Plan For Next Season
Take some time to reflect on last year’s gardening experience and think about how you can improve and expand your efforts. Make some notes and lists of plants that need to be moved, divided, or replaced. Decide what changes you would like to make, how you would like to go about improving your soil, and note what issues arose last year so that you can plan how to avoid them this year. Make a list of new plants that you would like to try out in upcoming growing seasons. Sketch a layout plan that you can use as a reference when deciding what to plant where come springtime.
Hopefully, you now have plenty of ideas to work with and are ready to get started with your winter gardening fun. Winter will be over before you know it, so dive in head first. Keep an eye out for the second part of this series, in which we will answer commonly asked questions about winter gardening tasks. We will cover when you should cut back plants for winter, whether you should cover your garden, the best materials to cover your garden with, how you can improve the soil during the wintertime, how to winterize garden beds, and more.

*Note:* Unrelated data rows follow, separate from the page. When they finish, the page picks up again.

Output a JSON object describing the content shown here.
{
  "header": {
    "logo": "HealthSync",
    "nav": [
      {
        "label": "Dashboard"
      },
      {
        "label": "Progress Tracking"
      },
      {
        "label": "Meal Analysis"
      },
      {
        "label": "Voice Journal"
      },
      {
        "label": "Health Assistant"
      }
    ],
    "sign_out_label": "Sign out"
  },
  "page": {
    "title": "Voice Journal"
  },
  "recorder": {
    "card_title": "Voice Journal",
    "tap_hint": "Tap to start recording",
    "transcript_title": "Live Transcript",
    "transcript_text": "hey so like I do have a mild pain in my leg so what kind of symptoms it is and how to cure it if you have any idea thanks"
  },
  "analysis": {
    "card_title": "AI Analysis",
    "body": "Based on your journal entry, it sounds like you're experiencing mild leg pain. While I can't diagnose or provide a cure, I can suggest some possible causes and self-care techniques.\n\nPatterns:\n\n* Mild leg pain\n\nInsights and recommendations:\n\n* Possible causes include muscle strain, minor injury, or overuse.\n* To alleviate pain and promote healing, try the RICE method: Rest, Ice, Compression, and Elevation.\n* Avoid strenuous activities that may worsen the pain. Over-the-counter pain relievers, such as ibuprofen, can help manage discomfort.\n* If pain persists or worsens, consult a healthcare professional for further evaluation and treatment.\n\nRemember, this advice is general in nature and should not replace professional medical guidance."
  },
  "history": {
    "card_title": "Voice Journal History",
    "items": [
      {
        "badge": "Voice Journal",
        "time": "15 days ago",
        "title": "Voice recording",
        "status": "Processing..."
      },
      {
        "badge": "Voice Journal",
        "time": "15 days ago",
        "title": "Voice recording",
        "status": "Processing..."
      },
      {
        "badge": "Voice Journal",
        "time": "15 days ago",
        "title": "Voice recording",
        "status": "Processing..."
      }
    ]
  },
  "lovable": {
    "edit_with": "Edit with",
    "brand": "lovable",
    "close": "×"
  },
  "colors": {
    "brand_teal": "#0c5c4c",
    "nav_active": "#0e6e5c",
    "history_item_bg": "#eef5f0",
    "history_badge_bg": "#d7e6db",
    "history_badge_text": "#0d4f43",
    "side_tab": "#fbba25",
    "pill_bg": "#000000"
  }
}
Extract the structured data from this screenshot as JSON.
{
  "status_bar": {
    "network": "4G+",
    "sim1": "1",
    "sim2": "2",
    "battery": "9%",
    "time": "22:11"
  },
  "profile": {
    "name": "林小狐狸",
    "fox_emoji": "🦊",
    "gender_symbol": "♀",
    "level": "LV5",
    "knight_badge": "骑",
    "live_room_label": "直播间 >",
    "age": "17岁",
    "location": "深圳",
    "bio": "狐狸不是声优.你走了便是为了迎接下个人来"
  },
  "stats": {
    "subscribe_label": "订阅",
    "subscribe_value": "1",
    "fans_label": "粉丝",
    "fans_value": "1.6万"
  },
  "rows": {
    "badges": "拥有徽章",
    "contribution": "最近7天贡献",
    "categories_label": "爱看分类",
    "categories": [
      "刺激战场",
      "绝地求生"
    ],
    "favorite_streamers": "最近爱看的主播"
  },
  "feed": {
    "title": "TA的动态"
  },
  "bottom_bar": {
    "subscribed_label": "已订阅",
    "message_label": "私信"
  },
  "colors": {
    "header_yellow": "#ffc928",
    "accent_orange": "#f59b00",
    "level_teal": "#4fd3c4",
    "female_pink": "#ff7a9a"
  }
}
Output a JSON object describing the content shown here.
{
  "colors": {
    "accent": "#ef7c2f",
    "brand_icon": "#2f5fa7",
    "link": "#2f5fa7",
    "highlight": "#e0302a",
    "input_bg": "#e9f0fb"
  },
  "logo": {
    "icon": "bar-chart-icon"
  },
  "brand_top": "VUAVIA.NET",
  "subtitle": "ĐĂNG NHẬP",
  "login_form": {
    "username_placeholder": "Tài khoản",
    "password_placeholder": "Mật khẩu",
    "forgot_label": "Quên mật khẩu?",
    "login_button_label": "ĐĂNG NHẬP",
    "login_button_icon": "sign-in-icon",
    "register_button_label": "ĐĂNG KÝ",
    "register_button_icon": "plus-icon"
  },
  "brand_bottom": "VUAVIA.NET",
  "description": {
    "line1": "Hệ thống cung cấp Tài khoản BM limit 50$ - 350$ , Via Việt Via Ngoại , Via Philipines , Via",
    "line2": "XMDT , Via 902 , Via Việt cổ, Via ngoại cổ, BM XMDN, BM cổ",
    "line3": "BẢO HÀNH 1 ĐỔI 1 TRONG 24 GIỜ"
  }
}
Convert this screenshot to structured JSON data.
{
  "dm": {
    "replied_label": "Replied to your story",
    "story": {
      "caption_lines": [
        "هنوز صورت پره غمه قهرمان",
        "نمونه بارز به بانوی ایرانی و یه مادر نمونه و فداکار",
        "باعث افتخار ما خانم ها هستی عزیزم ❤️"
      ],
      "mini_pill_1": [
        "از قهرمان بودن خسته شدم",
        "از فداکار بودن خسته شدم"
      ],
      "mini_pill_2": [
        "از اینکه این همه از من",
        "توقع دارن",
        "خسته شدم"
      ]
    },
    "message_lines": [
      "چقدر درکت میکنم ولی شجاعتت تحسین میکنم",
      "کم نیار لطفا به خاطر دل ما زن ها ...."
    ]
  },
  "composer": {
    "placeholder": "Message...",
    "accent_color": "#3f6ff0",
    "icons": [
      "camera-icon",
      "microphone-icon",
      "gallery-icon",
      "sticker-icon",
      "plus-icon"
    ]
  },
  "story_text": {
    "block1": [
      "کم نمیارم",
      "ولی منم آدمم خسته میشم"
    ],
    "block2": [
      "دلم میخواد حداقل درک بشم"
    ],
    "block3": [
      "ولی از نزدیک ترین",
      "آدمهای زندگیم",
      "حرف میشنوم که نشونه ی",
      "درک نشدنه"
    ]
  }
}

Want to learn about winter gardening tasks?
Gardening Know How covers Early Winter Garden Chores
Mother Earth News covers 10 Tasks for Your Winter Garden
Proven Winners covers 10 Winter Gardening Tasks
The Backyard Gardener covers Winter Gardening Tasks